W-2s and iWire filing
Where does the new statewide transit tax get reported on the Form W-2?
There isn't currently a requirement to report the statewide transit tax on the Form W-2. We're analyzing the impact of adopting an administrative rule that requires statewide transit tax wages and withholding to be reported in Box 14 of the W-2. This prospective rule change would be part of our fall 2018 rulemaking process. The draft rule would be posted on our website for review, and there would be the opportunity for public comment on the potential impacts of this requirement.
How will the new statewide transit tax be reported in iWire?
As with prior years, there are still three separate W-2 filing options (manual entry, spreadsheet import, and bulk file).
Manual entry—There are two new fields: "Statewide Transit Taxable Wages" and "Statewide Transit Tax Withheld." These fields are labeled as "Box 14" in addition to the regular "Other" Box 14 where other information can be entered.
Spreadsheet import—The updated spreadsheet template option has two new columns in the Form W-2 worksheet labeled "Box 14": "Statewide Transit Wage" and "Statewide Transit Withholding."

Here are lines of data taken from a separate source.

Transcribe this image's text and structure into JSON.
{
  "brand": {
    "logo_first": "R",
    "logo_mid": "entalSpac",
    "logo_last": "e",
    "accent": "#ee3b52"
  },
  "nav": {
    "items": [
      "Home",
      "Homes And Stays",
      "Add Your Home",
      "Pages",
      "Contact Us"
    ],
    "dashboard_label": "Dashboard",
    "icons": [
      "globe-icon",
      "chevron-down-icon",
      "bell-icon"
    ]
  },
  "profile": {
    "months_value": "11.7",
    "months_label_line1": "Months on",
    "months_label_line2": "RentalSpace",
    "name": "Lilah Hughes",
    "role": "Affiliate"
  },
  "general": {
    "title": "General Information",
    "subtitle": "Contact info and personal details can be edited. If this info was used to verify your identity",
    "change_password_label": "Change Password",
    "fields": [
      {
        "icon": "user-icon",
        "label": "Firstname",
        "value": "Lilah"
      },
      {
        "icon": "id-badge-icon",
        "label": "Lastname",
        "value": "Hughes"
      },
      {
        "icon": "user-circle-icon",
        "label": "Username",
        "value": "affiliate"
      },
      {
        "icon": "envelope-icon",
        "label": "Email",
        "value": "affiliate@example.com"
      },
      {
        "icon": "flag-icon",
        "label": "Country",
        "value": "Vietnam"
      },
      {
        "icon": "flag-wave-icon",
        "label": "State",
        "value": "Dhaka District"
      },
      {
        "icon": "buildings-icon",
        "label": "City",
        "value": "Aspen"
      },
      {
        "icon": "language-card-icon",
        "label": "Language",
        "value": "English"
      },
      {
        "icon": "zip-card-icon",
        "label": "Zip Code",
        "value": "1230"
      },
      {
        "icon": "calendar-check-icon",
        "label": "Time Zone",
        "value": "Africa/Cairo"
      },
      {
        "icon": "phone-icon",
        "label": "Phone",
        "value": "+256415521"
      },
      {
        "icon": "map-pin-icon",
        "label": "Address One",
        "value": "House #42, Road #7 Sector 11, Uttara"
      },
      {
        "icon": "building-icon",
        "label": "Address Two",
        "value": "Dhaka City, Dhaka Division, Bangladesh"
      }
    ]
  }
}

Bulk file—The updated bulk file specifications are available under "File Specifications" on the iWire information page.
Oregon residents working out of state
If you're an Oregon resident who performs services outside of Oregon, you can ask your employer to withhold the tax from your wages as a courtesy—similar to income tax withholding. However, we can't require out-of-state employers to do so, as they're outside Oregon's taxing jurisdiction. If your employer doesn't withhold the tax for you, you're responsible for filing and paying the tax.
If you don't file or pay on time, you may be subject to penalties and interest. Estimated payments are not required. The tax for individuals is due April 15, 2019. See the instructions for Form OR-STI. This form and instructions will be available in January 2019 and you'll also be able to file this return and pay the tax using Revenue Online.